Smart Contracts

Blockchain technology facilitates the development of smart contracts: fully automated contracts that come into force under certain conditions. What started off as a feature of Bitcoin cryptocurrency has also become relevant within the insurance market. This technology has also prompted the emergence of entirely new concepts, especially where commercial and industrial insurance are concerned.

New policies and new apps

The blockchain procedure is transparent and verifiable, which opens up the possibility of creating individual policies via new apps. Using framework conditions defined by the user, a program then creates tailor-made insurance, especially temporary contracts for specialist insurance requirements. App decisions are based on defined, verifiable and reliable information, stored and delivered via the blockchain. All premiums and benefit payouts are also fully automated, thanks to the new digital options.

Watertight security, thanks to the blockchain

Blockchain technology is tamper-proof – which is why it is of particular interest to an insurance industry that relies on sound and secure data. Smart contracts can retrieve this information, compare it with the agreed terms of each policy, and then initiate certain actions – for example, in the event of a claim. Error-prone human actions are replaced by substantiated, verifiable information from the blockchain. Even documents and goods can be checked for authenticity, thus all contracts are legally secure, without the need to consult the legal profession.

Policyholders benefit

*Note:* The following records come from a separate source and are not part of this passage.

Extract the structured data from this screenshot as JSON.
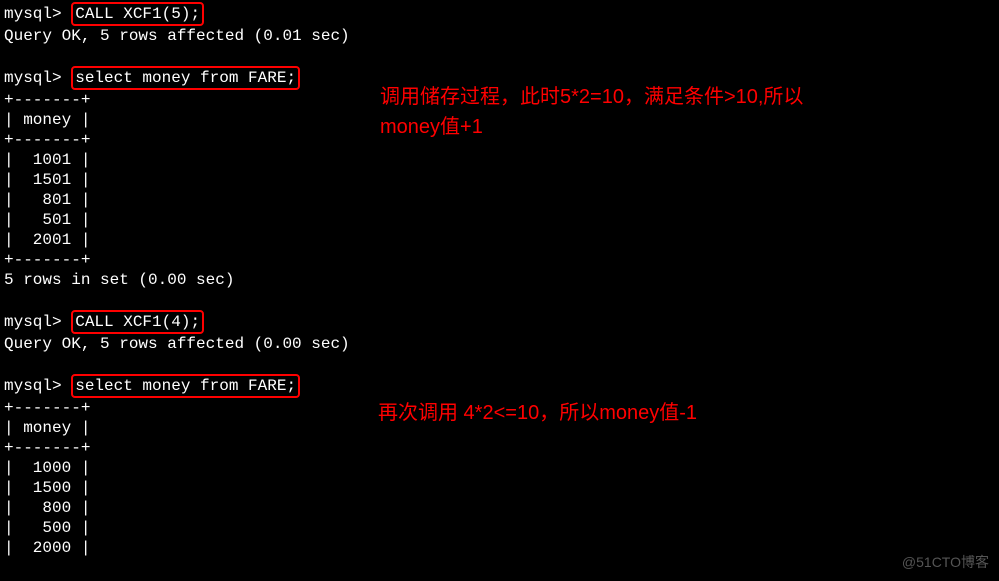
{
  "prompt": "mysql>",
  "cmd1": "CALL XCF1(5);",
  "result1": "Query OK, 5 rows affected (0.01 sec)",
  "cmd2": "select money from FARE;",
  "table1": {
    "divider": "+-------+",
    "header": "| money |",
    "rows": [
      "|  1001 |",
      "|  1501 |",
      "|   801 |",
      "|   501 |",
      "|  2001 |"
    ],
    "footer": "5 rows in set (0.00 sec)"
  },
  "cmd3": "CALL XCF1(4);",
  "result3": "Query OK, 5 rows affected (0.00 sec)",
  "cmd4": "select money from FARE;",
  "table2": {
    "divider": "+-------+",
    "header": "| money |",
    "rows": [
      "|  1000 |",
      "|  1500 |",
      "|   800 |",
      "|   500 |",
      "|  2000 |"
    ]
  },
  "annotation1_line1": "调用储存过程，此时5*2=10，满足条件>10,所以",
  "annotation1_line2": "money值+1",
  "annotation2": "再次调用 4*2<=10，所以money值-1",
  "watermark": "@51CTO博客"
}
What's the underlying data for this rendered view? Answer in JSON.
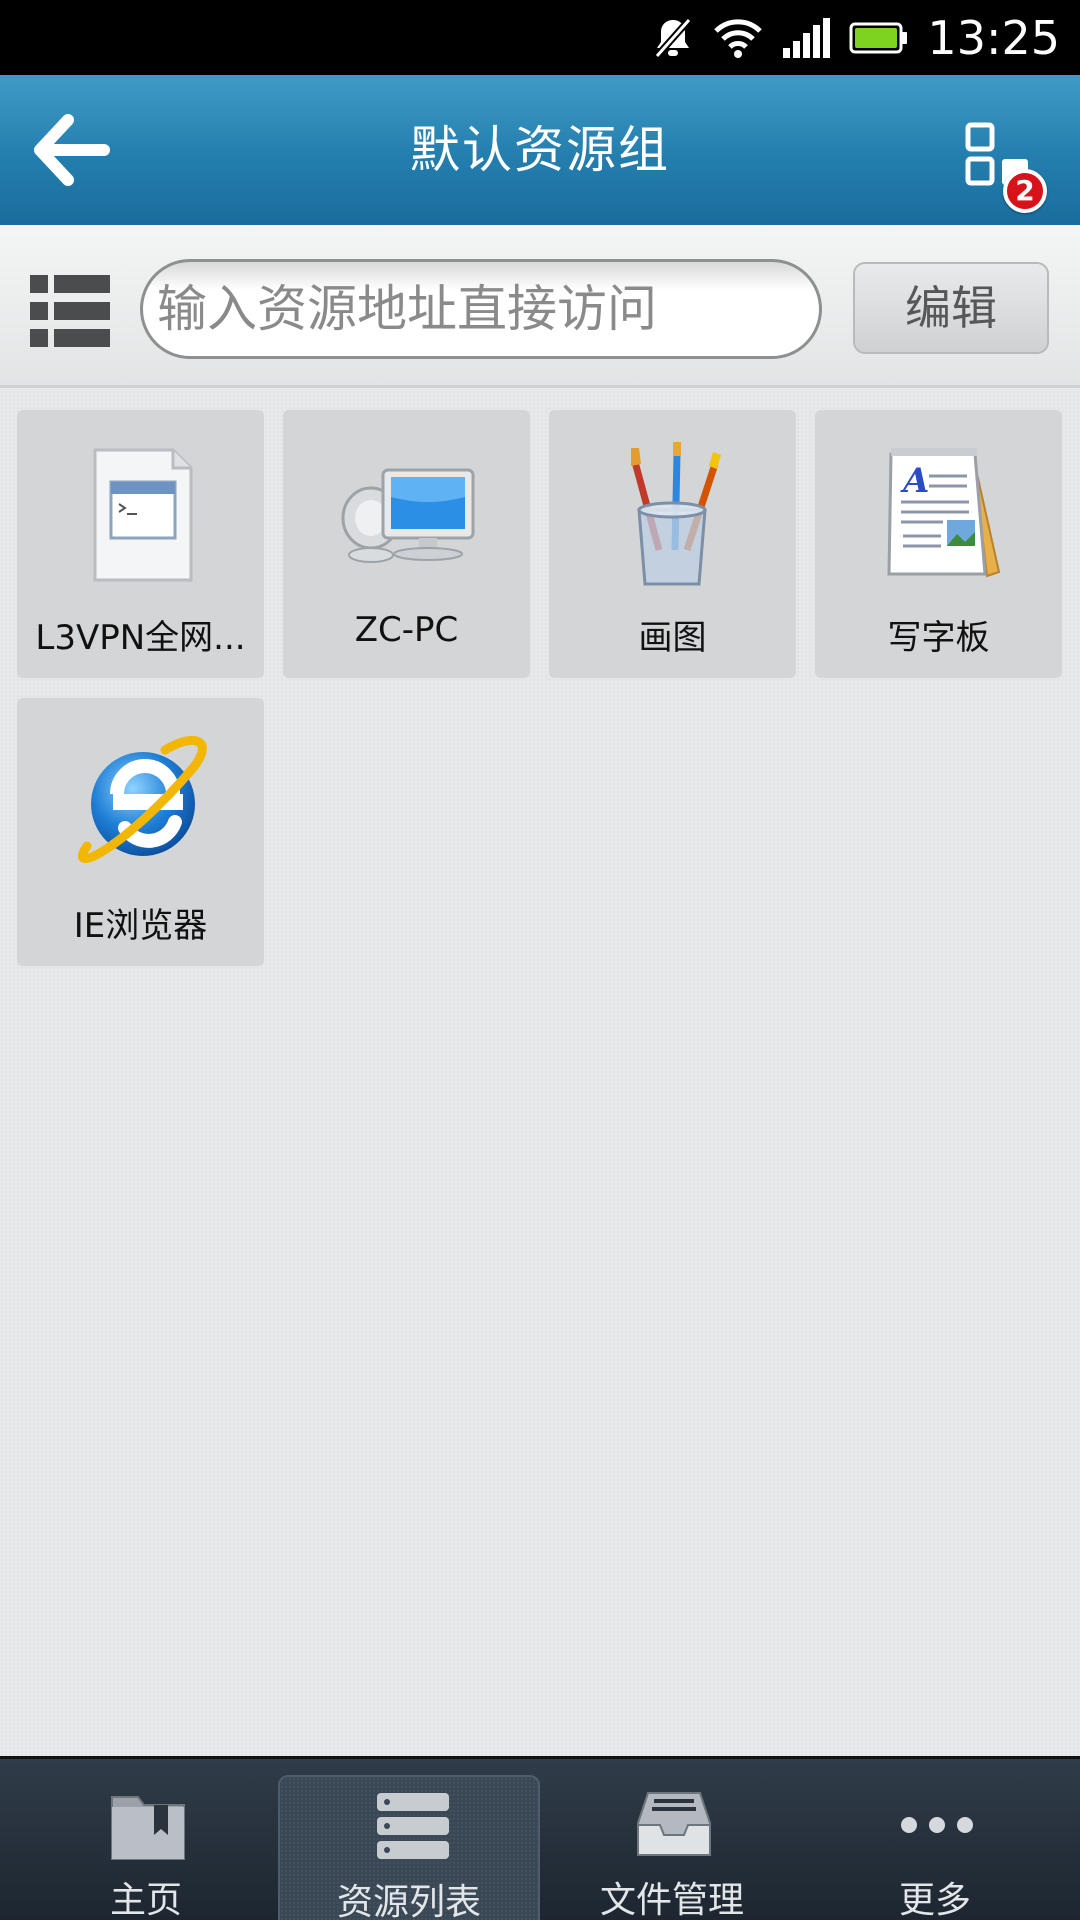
{
  "status_bar": {
    "time": "13:25",
    "icons": [
      "mute-icon",
      "wifi-icon",
      "signal-icon",
      "battery-icon"
    ]
  },
  "header": {
    "title": "默认资源组",
    "badge_count": "2",
    "icons": [
      "back-arrow-icon",
      "apps-grid-icon"
    ]
  },
  "search": {
    "placeholder": "输入资源地址直接访问",
    "value": "",
    "edit_label": "编辑"
  },
  "resources": [
    {
      "label": "L3VPN全网...",
      "icon": "application-window-icon"
    },
    {
      "label": "ZC-PC",
      "icon": "computer-icon"
    },
    {
      "label": "画图",
      "icon": "paint-brushes-icon"
    },
    {
      "label": "写字板",
      "icon": "wordpad-icon"
    },
    {
      "label": "IE浏览器",
      "icon": "ie-browser-icon"
    }
  ],
  "tabs": [
    {
      "label": "主页",
      "icon": "bookmark-folder-icon",
      "active": false
    },
    {
      "label": "资源列表",
      "icon": "server-list-icon",
      "active": true
    },
    {
      "label": "文件管理",
      "icon": "file-tray-icon",
      "active": false
    },
    {
      "label": "更多",
      "icon": "more-dots-icon",
      "active": false
    }
  ],
  "colors": {
    "header": "#237eae",
    "badge": "#d7121b",
    "tab_bar": "#1d2630",
    "content_bg": "#e6e8e9"
  }
}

Smart contracts incorporate many benefits for policyholders, because all data remains within the blockchain indefinitely and can be checked at any time. Thus, customers will be able to benefit immediately in circumstances that are linked to certain conditions noted in the insurance history. Cumbersome proof requiring the completion of forms will thus become superfluous: thanks to the blockchain, the policyholder will no longer lose the ability to access important data and evidence. Payments can also made within seconds – from and to anywhere in the world, and with absolute transparency. The cost savings that insurance companies will accrue with the resultant decrease in personnel expenditure can then be passed on to policyholders.

New opportunities for start-ups

The new blockchain technology also poses some new challenges, especially for traditional insurers. And because blockchain provides robust security against criminal dishonesty and makes data instantly available, it also makes it easier for start-ups to enter the insurance industry. Growing competition in the insurance market is expected to significantly reduce the cost of individual contracts. The financial power and decades of experience acquired by the established insurance companies is becoming increasingly redundant in the face of dynamic market growth. Confidence in the blockchain also increases confidence in new companies that rely on blockchain technology.

Conclusion: networking for legal certainty

However, this assurance requires a comprehensive guarantee of legal certainty. Blockchain technology knows no national boundaries and is still very new. By contrast, the relevant law that applies is still largely subject to national variation and often dates back to the 20th century, or even earlier. A legal basis for these new instruments will only emerge once technology developers, insurers and state authorities are comprehensively networking together. How this networking could be effected under current data protection regulations is still in many respects unclear.

This article was first published on LinkedIn.